Our frequent correspondent “Greybeard” complains of a current science-fiction novel:
The author ruins a perfectly good story by inserting three must-haves of modern literature.
First, the characters must use crude language even if the objects involved are not anatomically capable of the actions attributed to them.
Second, the characters must take the name of a Christian deity in vain. Even though the novel is set in a distant future where all religion is viewed as a social construct and athiesim is axiomatically understood as the only true alternative, all surprises are met with the utterance of a name first introduced in the ancient Gospels. Why doesn’t anybody ever yell, “Oh Buddha!” when they hit their thumb with a hammer?
Third, characters must speak of the normality of all politically correct perversions.
Dr. Boli agrees that at least two of these three are sins against literary craft, but perhaps for different reasons from the ones his readers might expect.
1. It seems unlikely that we should even be able to recognize the crude language of the distant future. To take the mildest possible example of current vulgarity, what would a (presumably already surprised) time-traveler from 1950 make of the simple declaration “This book sucks”? Just to start with, such a traveler would be baffled by the intransitive use of a transitive verb. The best way to deal with a vulgarian as a character in a story of the future would be to have her spout random words in grammatically unlikely contexts (“Argh! Synergizing hammer! It hit my downsized thumb!”), and allow the shock and dismay of the politer characters to show us that we were hearing crude language.

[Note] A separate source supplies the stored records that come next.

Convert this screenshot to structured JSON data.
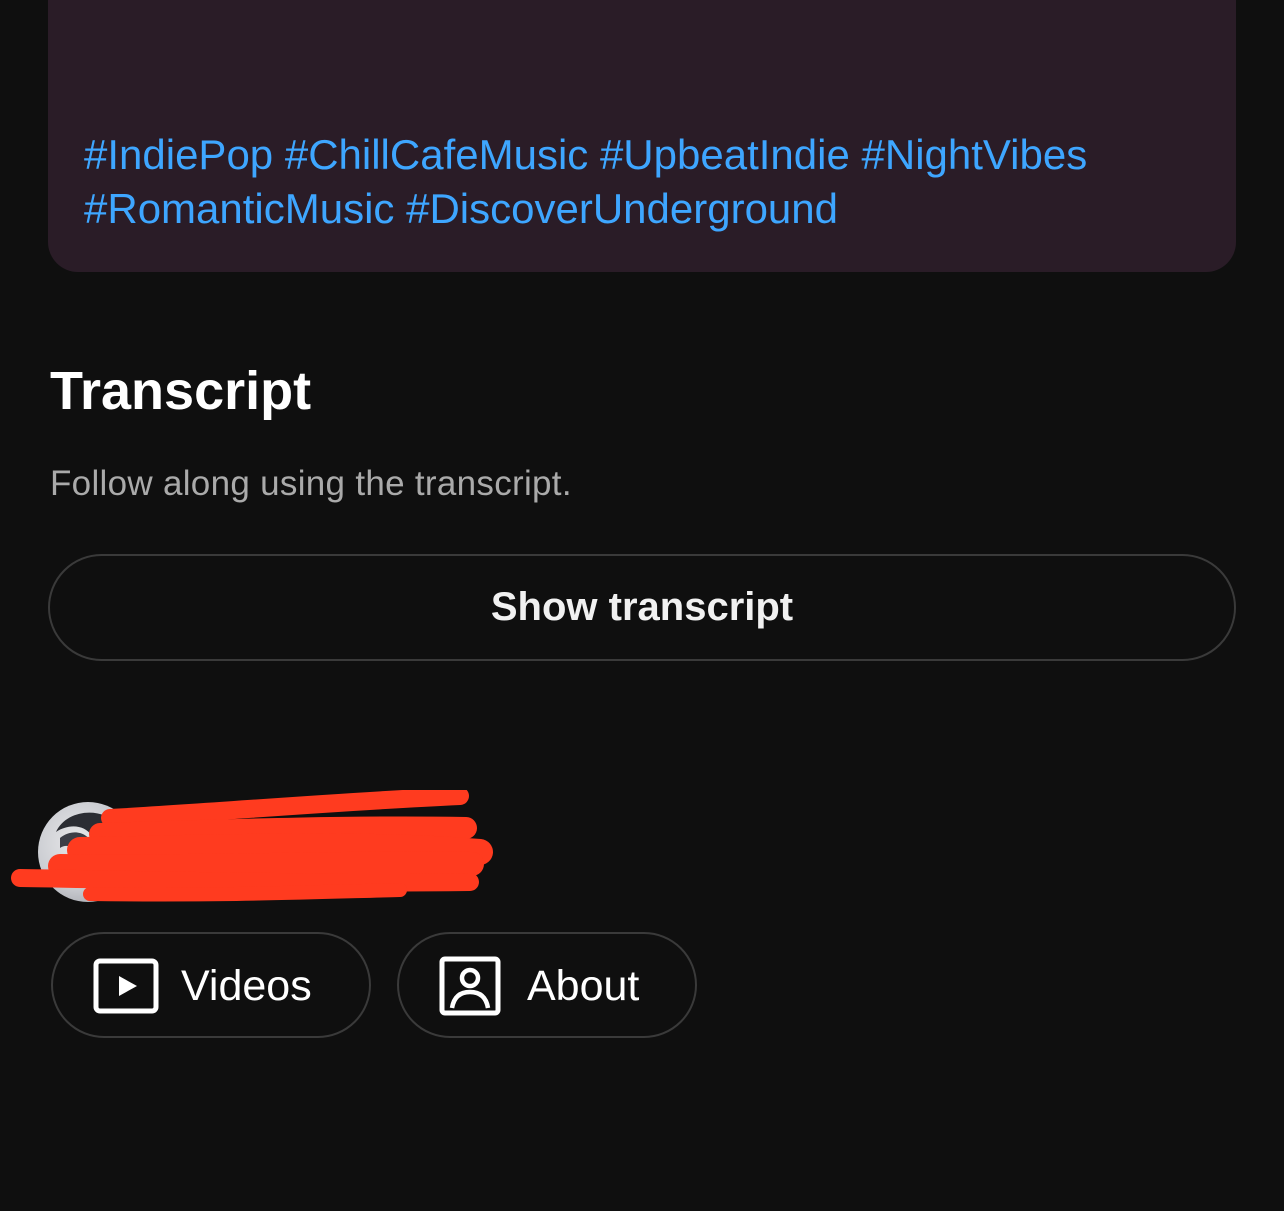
{
  "description": {
    "hashtags": [
      "#IndiePop",
      "#ChillCafeMusic",
      "#UpbeatIndie",
      "#NightVibes",
      "#RomanticMusic",
      "#DiscoverUnderground"
    ]
  },
  "transcript": {
    "title": "Transcript",
    "subtitle": "Follow along using the transcript.",
    "show_button_label": "Show transcript"
  },
  "channel": {
    "avatar_icon": "channel-avatar",
    "name_redacted": true
  },
  "channel_buttons": {
    "videos_label": "Videos",
    "videos_icon": "play-square-icon",
    "about_label": "About",
    "about_icon": "person-square-icon"
  },
  "colors": {
    "background": "#0f0f0f",
    "card_background": "#2a1c27",
    "hashtag": "#3ea6ff",
    "subtitle_text": "#aaaaaa",
    "button_border": "#3a3a3a",
    "redaction": "#ff3b1f"
  }
}
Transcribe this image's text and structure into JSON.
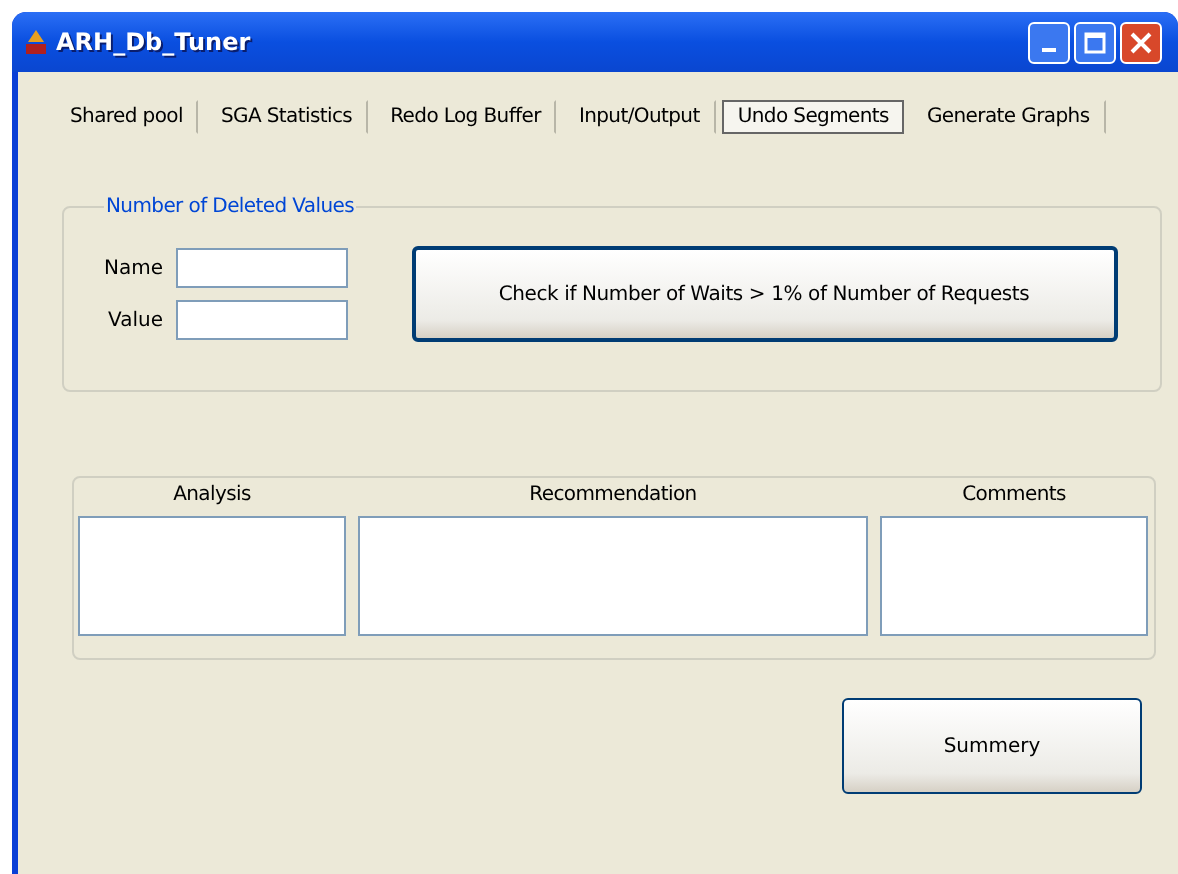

2. In the case of the Christian deity, Dr. Boli can think of a historical analogue that gives the blasphemy a bit of plausibility. A pagan Roman of the sixth century, having seen his ancient religion thoroughly beaten down by Christianity, and knowing that paganism was destined for the dustbin of history, would be quite incredulous if he were told that, thirteen or fourteen centuries later, aristocrats in the far-off island of Britain would swear “By Jove!” at the drop of a hat. Yet it was true.
3. This one, however, is certainly an egregious sin against plausibility. If a thing is actually considered normal, we do not mention its normality. No one says, “Gee, walking down to the IGA to buy a quart of milk and some corn flakes sure is normal, isn’t it?” If we do speak of the normality of something, we speak defiantly, because we know that there is a considerable part of the population that still considers it abnormal. In 1855, one might have said (and in fact one did say), “It’s perfectly normal for free colored citizens to go to church with free white citizens,” but in saying it one knew that one was causing several million egregious bigots to succumb to apoplectic fits, thus reducing the manpower of the other side in the inevitable civil war to come. So if a writer of speculative fiction imagines a future in which interspecific marriage is really considered normal, the one thing none of his characters can say is, “Irv’s wife is a Bougainvillea in a hanging basket, which of course is perfectly normal.”